All eyes on Sammy Watkins
Receiving corps: 26th
Sammy Watkins had an impressive sophomore campaign in 2015 and he absolutely exploded for the last nine weeks of the season. For the season, Watkins was our 11th-ranked overall receiver and he had our 12th-best receiving grade. From Weeks 9 to 17 though he ranked fourth among receivers in terms of overall grade and his +14.0 receiving grade trailed only Antonio Brown’s.
Bills fans are currently holding their breath hoping that he makes a clean and timely recovery from offseason foot surgery, but all reports so far have indicated that he should be good-to-go. After Watkins, however, the depth chart is very thin. Robert Woods is coming off of his worst season as a professional (he ranked 106th out of 113 qualified WRs in terms of overall grade) and after him Buffalo is hoping that a guy like Leonard Hankerson or Greg Salas can step up to take the third spot.
Buffalo’s offensive line may be the most Jekyll-and-Hyde unit in football
Offensive line: 10th
It’s tough to overstate just how good the left side of that line (center Eric Wood included) was last season; and at the same time it’s also tough to overstate just how bad the right side of the line was at the exact same time. LT Cordy Glenn, LG Richie Incognito and C Eric Wood all earned top-10 overall grades at their respective positions – they ranked 9th, 2nd and 5th respectively – but RG John Miller ranked 78th out of 82 qualified guards in terms of overall grade and RT Jordan Mills has graded out positively in pass protection in just three games over his three-year career (the last being in Week 14 of 2014). Don’t be surprised if newcomer Fernando Velasco sees a meaningful snap count this season — he has experience at all of the interior positions and he’s graded well throughout his career.
Run defense stands out, but questions remain for front-seven
There’s no doubt that this should be a solid unit, but can it be an explosive one?
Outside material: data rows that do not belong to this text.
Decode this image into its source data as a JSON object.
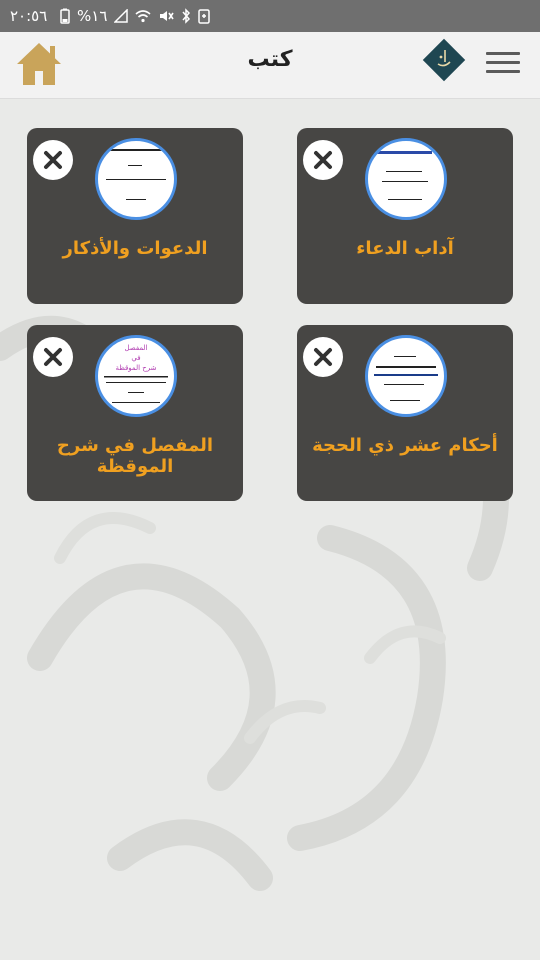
{
  "status_bar": {
    "time": "٢٠:٥٦",
    "battery": "%١٦"
  },
  "header": {
    "title": "كتب"
  },
  "books": [
    {
      "title": "آداب الدعاء"
    },
    {
      "title": "الدعوات والأذكار"
    },
    {
      "title": "أحكام عشر ذي الحجة"
    },
    {
      "title": "المفصل في شرح الموقظة"
    }
  ],
  "cover_text": {
    "book_1": "المفصل في شرح الموقظة",
    "book_1_heading": "المفصل",
    "book_1_sub": "في",
    "book_1_line": "شرح الموقظة"
  },
  "colors": {
    "card_bg": "#474644",
    "title_accent": "#f0a020",
    "cover_ring": "#4a8fe3",
    "home_icon": "#c9a45a"
  },
  "icons": [
    "home-icon",
    "logo-icon",
    "menu-icon",
    "close-icon"
  ]
}
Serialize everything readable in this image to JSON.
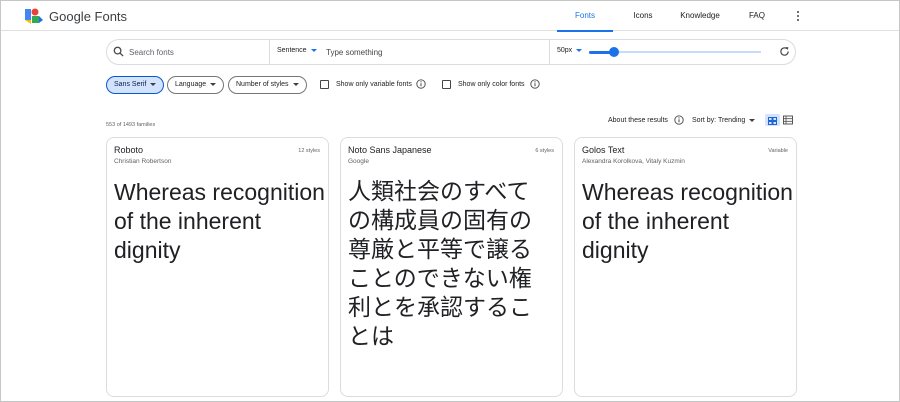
{
  "header": {
    "brand": "Google Fonts",
    "nav": [
      {
        "label": "Fonts",
        "active": true
      },
      {
        "label": "Icons",
        "active": false
      },
      {
        "label": "Knowledge",
        "active": false
      },
      {
        "label": "FAQ",
        "active": false
      }
    ]
  },
  "search": {
    "placeholder": "Search fonts",
    "preview_mode": "Sentence",
    "preview_placeholder": "Type something",
    "font_size": "50px",
    "slider_value_fraction": 0.14
  },
  "filters": {
    "category": "Sans Serif",
    "language": "Language",
    "styles": "Number of styles",
    "variable_label": "Show only variable fonts",
    "color_label": "Show only color fonts"
  },
  "results": {
    "count": "553 of 1493 families",
    "about": "About these results",
    "sort": "Sort by: Trending"
  },
  "cards": [
    {
      "name": "Roboto",
      "author": "Christian Robertson",
      "styles": "12 styles",
      "sample": "Whereas recognition of the inherent dignity"
    },
    {
      "name": "Noto Sans Japanese",
      "author": "Google",
      "styles": "6 styles",
      "sample": "人類社会のすべての構成員の固有の尊厳と平等で譲ることのできない権利とを承認することは"
    },
    {
      "name": "Golos Text",
      "author": "Alexandra Korolkova, Vitaly Kuzmin",
      "styles": "Variable",
      "sample": "Whereas recognition of the inherent dignity"
    }
  ],
  "colors": {
    "accent": "#1a73e8",
    "chip_selected": "#d3e3fd"
  }
}
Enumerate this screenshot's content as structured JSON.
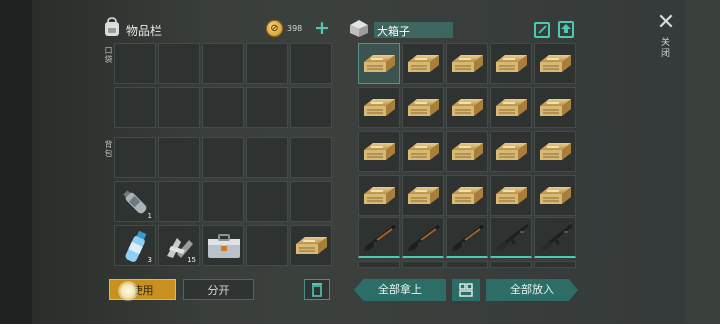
{
  "inventory": {
    "title": "物品栏",
    "coins": "398",
    "pocket_label": "口袋",
    "bag_label": "背包",
    "items": {
      "bottle_qty": "1",
      "water_qty": "3",
      "parts_qty": "15"
    }
  },
  "chest": {
    "name": "大箱子"
  },
  "buttons": {
    "use": "使用",
    "split": "分开",
    "take_all": "全部拿上",
    "put_all": "全部放入"
  },
  "close_label": "关闭",
  "icons": {
    "backpack": "backpack-icon",
    "coin": "coin-icon",
    "add": "plus-icon",
    "chest": "chest-icon",
    "edit": "edit-icon",
    "upload": "upload-icon",
    "close": "close-icon",
    "trash": "trash-icon",
    "sort": "sort-grid-icon",
    "crate": "crate-icon",
    "shotgun": "shotgun-icon",
    "rifle": "rifle-icon"
  },
  "colors": {
    "accent": "#4ec7b3",
    "use_button": "#c8911f",
    "teal_button": "#2c6e67"
  }
}
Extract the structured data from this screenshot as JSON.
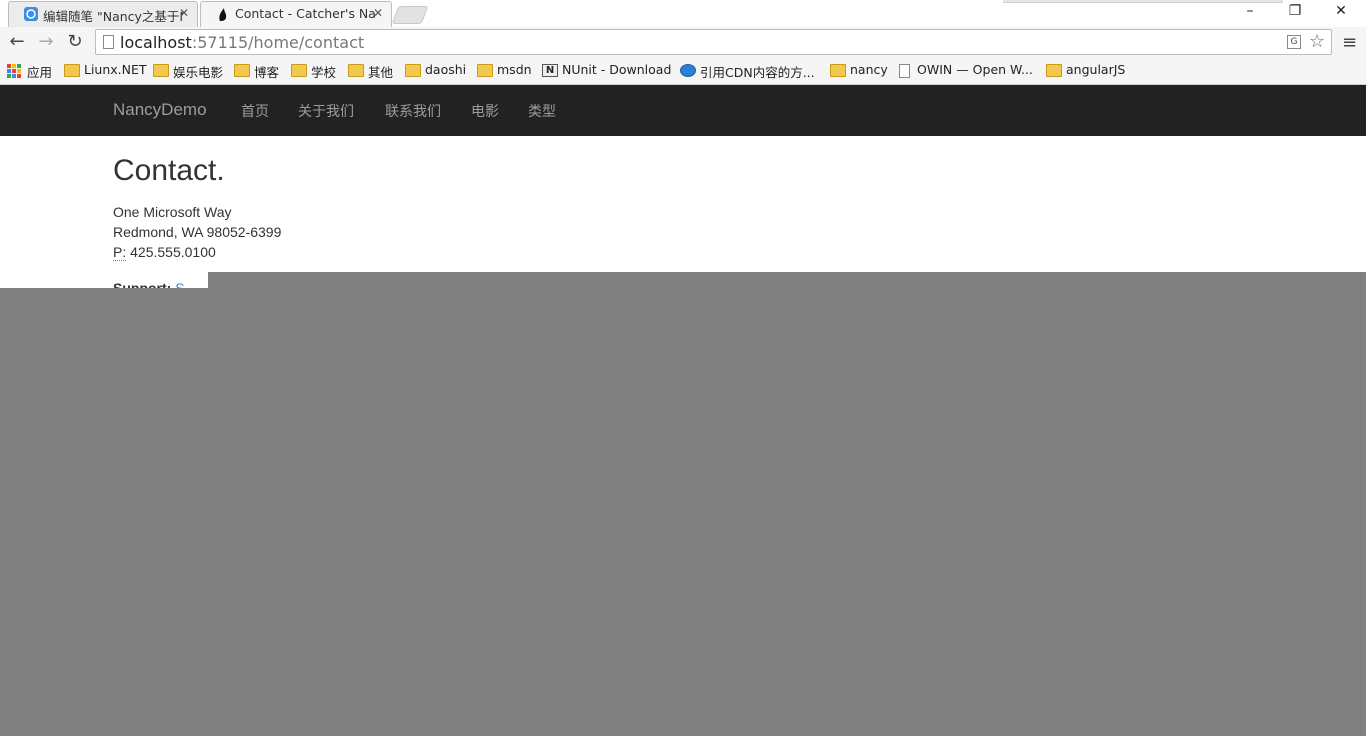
{
  "browser": {
    "tabs": [
      {
        "title": "编辑随笔 \"Nancy之基于N",
        "active": false
      },
      {
        "title": "Contact - Catcher's Nan",
        "active": true
      }
    ],
    "url_host": "localhost",
    "url_rest": ":57115/home/contact",
    "bookmarks": [
      {
        "label": "应用",
        "icon": "apps-icon"
      },
      {
        "label": "Liunx.NET",
        "icon": "folder-icon"
      },
      {
        "label": "娱乐电影",
        "icon": "folder-icon"
      },
      {
        "label": "博客",
        "icon": "folder-icon"
      },
      {
        "label": "学校",
        "icon": "folder-icon"
      },
      {
        "label": "其他",
        "icon": "folder-icon"
      },
      {
        "label": "daoshi",
        "icon": "folder-icon"
      },
      {
        "label": "msdn",
        "icon": "folder-icon"
      },
      {
        "label": "NUnit - Download",
        "icon": "nunit-icon"
      },
      {
        "label": "引用CDN内容的方...",
        "icon": "globe-icon"
      },
      {
        "label": "nancy",
        "icon": "folder-icon"
      },
      {
        "label": "OWIN — Open W...",
        "icon": "page-icon"
      },
      {
        "label": "angularJS",
        "icon": "folder-icon"
      }
    ]
  },
  "navbar": {
    "brand": "NancyDemo",
    "links": [
      "首页",
      "关于我们",
      "联系我们",
      "电影",
      "类型"
    ]
  },
  "page": {
    "heading": "Contact.",
    "address_line1": "One Microsoft Way",
    "address_line2": "Redmond, WA 98052-6399",
    "phone_abbr": "P:",
    "phone": " 425.555.0100",
    "support_label": "Support:",
    "support_link": "S..."
  },
  "colors": {
    "navbar_bg": "#222222",
    "overlay": "#808080",
    "link": "#428bca"
  }
}
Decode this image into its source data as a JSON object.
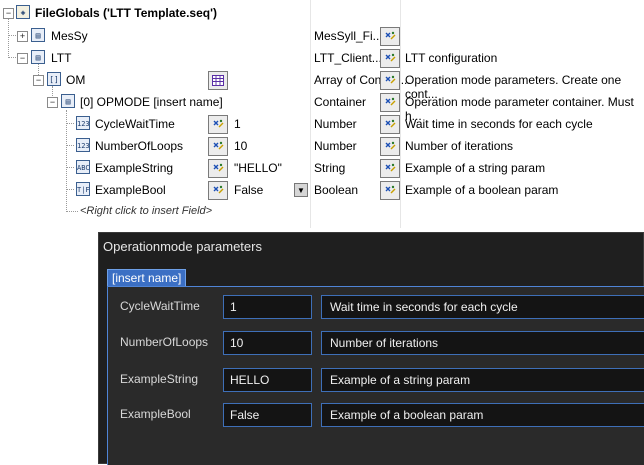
{
  "tree": {
    "root_label": "FileGlobals ('LTT Template.seq')",
    "rows": [
      {
        "label": "MesSy",
        "type": "MesSyll_Fi...",
        "desc": ""
      },
      {
        "label": "LTT",
        "type": "LTT_Client...",
        "desc": "LTT configuration"
      },
      {
        "label": "OM",
        "type": "Array of Contain...",
        "desc": "Operation mode parameters. Create one cont..."
      },
      {
        "label": "[0] OPMODE [insert name]",
        "type": "Container",
        "desc": "Operation mode parameter container. Must h..."
      },
      {
        "label": "CycleWaitTime",
        "value": "1",
        "type": "Number",
        "desc": "Wait time in seconds for each cycle"
      },
      {
        "label": "NumberOfLoops",
        "value": "10",
        "type": "Number",
        "desc": "Number of iterations"
      },
      {
        "label": "ExampleString",
        "value": "\"HELLO\"",
        "type": "String",
        "desc": "Example of a string param"
      },
      {
        "label": "ExampleBool",
        "value": "False",
        "type": "Boolean",
        "desc": "Example of a boolean param"
      }
    ],
    "insert_hint": "<Right click to insert Field>",
    "icons": {
      "number": "123",
      "string": "ABC",
      "bool": "T|F",
      "container": "[]"
    }
  },
  "panel": {
    "title": "Operationmode parameters",
    "tab": "[insert name]",
    "params": [
      {
        "name": "CycleWaitTime",
        "value": "1",
        "desc": "Wait time in seconds for each cycle"
      },
      {
        "name": "NumberOfLoops",
        "value": "10",
        "desc": "Number of iterations"
      },
      {
        "name": "ExampleString",
        "value": "HELLO",
        "desc": "Example of a string param"
      },
      {
        "name": "ExampleBool",
        "value": "False",
        "desc": "Example of a boolean param"
      }
    ]
  },
  "colors": {
    "panel_bg": "#1f1f1f",
    "accent": "#3b6fc4"
  }
}
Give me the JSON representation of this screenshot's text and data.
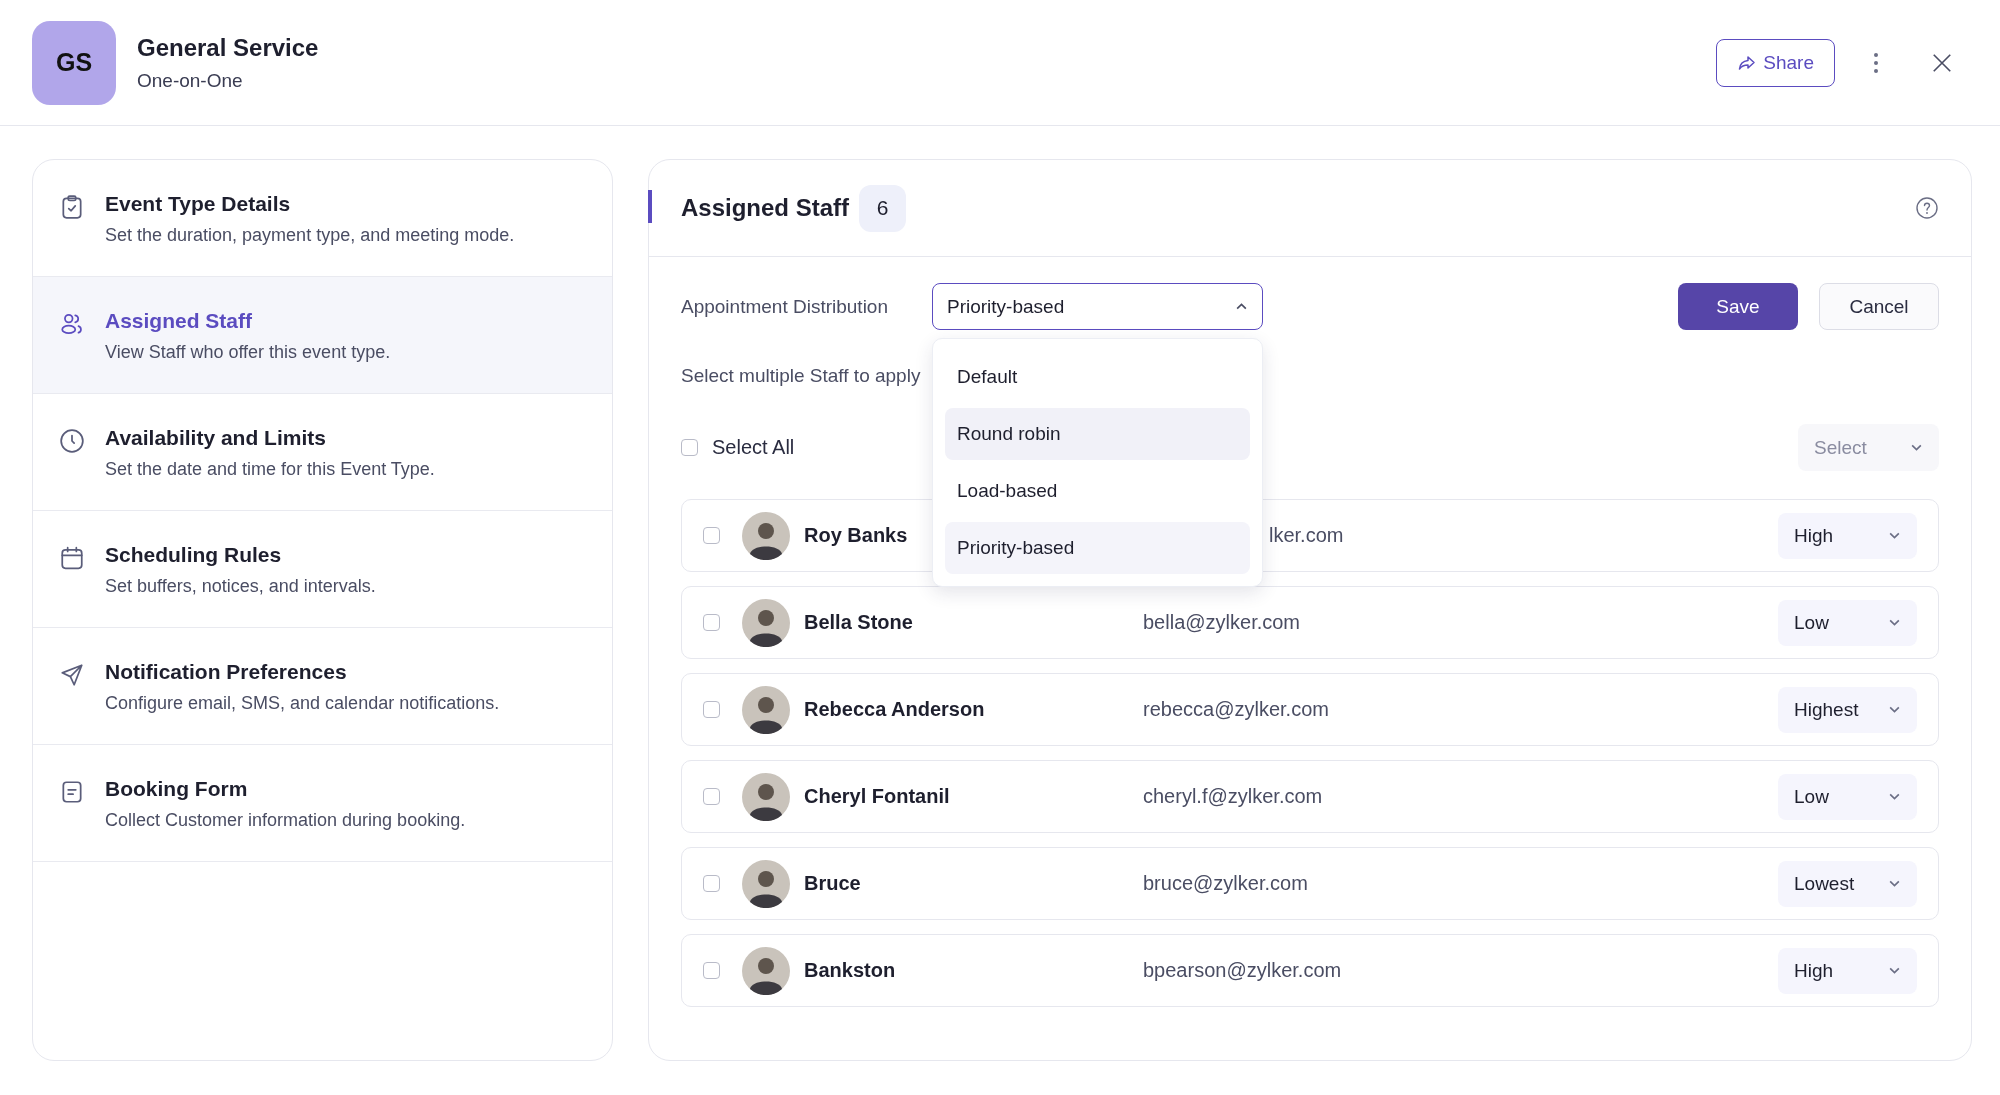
{
  "header": {
    "avatar": "GS",
    "title": "General Service",
    "subtitle": "One-on-One",
    "share_button": "Share"
  },
  "sidebar": {
    "items": [
      {
        "kind": "clipboard",
        "title": "Event Type Details",
        "description": "Set the duration, payment type, and meeting mode.",
        "selected": false
      },
      {
        "kind": "users",
        "title": "Assigned Staff",
        "description": "View Staff who offer this event type.",
        "selected": true
      },
      {
        "kind": "clock",
        "title": "Availability and Limits",
        "description": "Set the date and time for this Event Type.",
        "selected": false
      },
      {
        "kind": "calendar",
        "title": "Scheduling Rules",
        "description": "Set buffers, notices, and intervals.",
        "selected": false
      },
      {
        "kind": "send",
        "title": "Notification Preferences",
        "description": "Configure email, SMS, and calendar notifications.",
        "selected": false
      },
      {
        "kind": "form",
        "title": "Booking Form",
        "description": "Collect Customer information during booking.",
        "selected": false
      }
    ]
  },
  "panel": {
    "title": "Assigned Staff",
    "count": "6",
    "distribution": {
      "label": "Appointment Distribution",
      "value": "Priority-based",
      "expanded": true,
      "options": [
        {
          "label": "Default",
          "selected": false,
          "hovered": false
        },
        {
          "label": "Round robin",
          "selected": false,
          "hovered": true
        },
        {
          "label": "Load-based",
          "selected": false,
          "hovered": false
        },
        {
          "label": "Priority-based",
          "selected": true,
          "hovered": false
        }
      ]
    },
    "save_button": "Save",
    "cancel_button": "Cancel",
    "hint": "Select multiple Staff to apply",
    "select_all": {
      "label": "Select All",
      "checked": false
    },
    "bulk_select": {
      "placeholder": "Select"
    },
    "staff": [
      {
        "name": "Roy Banks",
        "email": "lker.com",
        "kind": "covered",
        "priority": "High",
        "checked": false
      },
      {
        "name": "Bella Stone",
        "email": "bella@zylker.com",
        "kind": "plain",
        "priority": "Low",
        "checked": false
      },
      {
        "name": "Rebecca Anderson",
        "email": "rebecca@zylker.com",
        "kind": "plain",
        "priority": "Highest",
        "checked": false
      },
      {
        "name": "Cheryl Fontanil",
        "email": "cheryl.f@zylker.com",
        "kind": "plain",
        "priority": "Low",
        "checked": false
      },
      {
        "name": "Bruce",
        "email": "bruce@zylker.com",
        "kind": "plain",
        "priority": "Lowest",
        "checked": false
      },
      {
        "name": "Bankston",
        "email": "bpearson@zylker.com",
        "kind": "plain",
        "priority": "High",
        "checked": false
      }
    ]
  }
}
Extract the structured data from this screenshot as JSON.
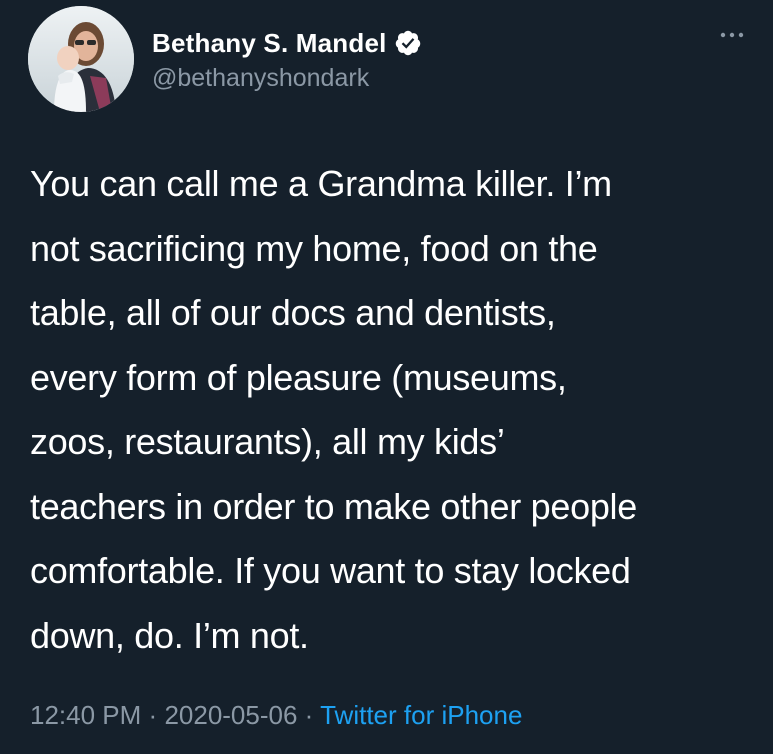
{
  "tweet": {
    "author": {
      "display_name": "Bethany S. Mandel",
      "handle": "@bethanyshondark",
      "verified": true,
      "avatar_icon": "profile-photo",
      "verified_icon": "verified-badge-icon"
    },
    "more_icon": "ellipsis-icon",
    "lines": [
      "You can call me a Grandma killer. I’m",
      "not sacrificing my home, food on the",
      "table, all of our docs and dentists,",
      "every form of pleasure (museums,",
      "zoos, restaurants), all my kids’",
      "teachers in order to make other people",
      "comfortable. If you want to stay locked",
      "down, do. I’m not."
    ],
    "time": "12:40 PM",
    "date": "2020-05-06",
    "separator": "·",
    "source": "Twitter for iPhone"
  },
  "colors": {
    "background": "#15202b",
    "text": "#ffffff",
    "secondary_text": "#8b98a5",
    "link": "#1da1f2"
  }
}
Senior Analyst Ben Stockwell noted that, “In their first year under Rex Ryan, the Bills’ biggest defensive failing was a complete and utter lack of pass-rushing support for Jerry Hughes.” Now that was a big reason why they went out and drafted Shaq Lawson – one of the premier pass rushers in all of college football last season – with their first-round pick but he’s going to miss time in the beginning of the season as he recovers from shoulder surgery. After him and Hughes, the roster is still fairly thin with pass-rushers. In terms of run defense though, this could be one of the better units in all of football. Reggie Ragland figures to step in and make an immediate impact against the run, and outside of Preston Brown (who graded decently as a rookie in 2014 before grading as one of the worst LBs in the NFL in 2015), Buffalo doesn’t really have any players who have proven to be weak against the run.
Darby, Gilmore combine for star cornerback tandem
On the outside, Buffalo has one of the best – if not the best – cornerback tandem in all of football. Ronald Darby took home our Defensive Rookie of the Year award last season after finishing the season as our ninth-ranked cornerback in terms of both overall grade and pass coverage. Stephon Gilmore has had a top-25 coverage grade (out of over 100 qualified CBs) in each of the past two seasons, as well.
In the slot, the Bills will enter the season with Nickell Robey’s name penciled in but don’t be surprised if newcomer Sterling Moore takes that job from him at some point. Robey has been a disappointment since an impressive rookie season in 2013 and Moore has shown some ability to play in the slot. If Robey is able to maintain his SCB job, Moore should provide nice depth should any of the first three CBs face an injury. Corey Graham was one of the best safeties against the run last season and his 35.7 tackle efficiency rating was nearly double the second-best safety’s. Buffalo also welcomes back Aaron Williams who missed most of 2015 with an injury.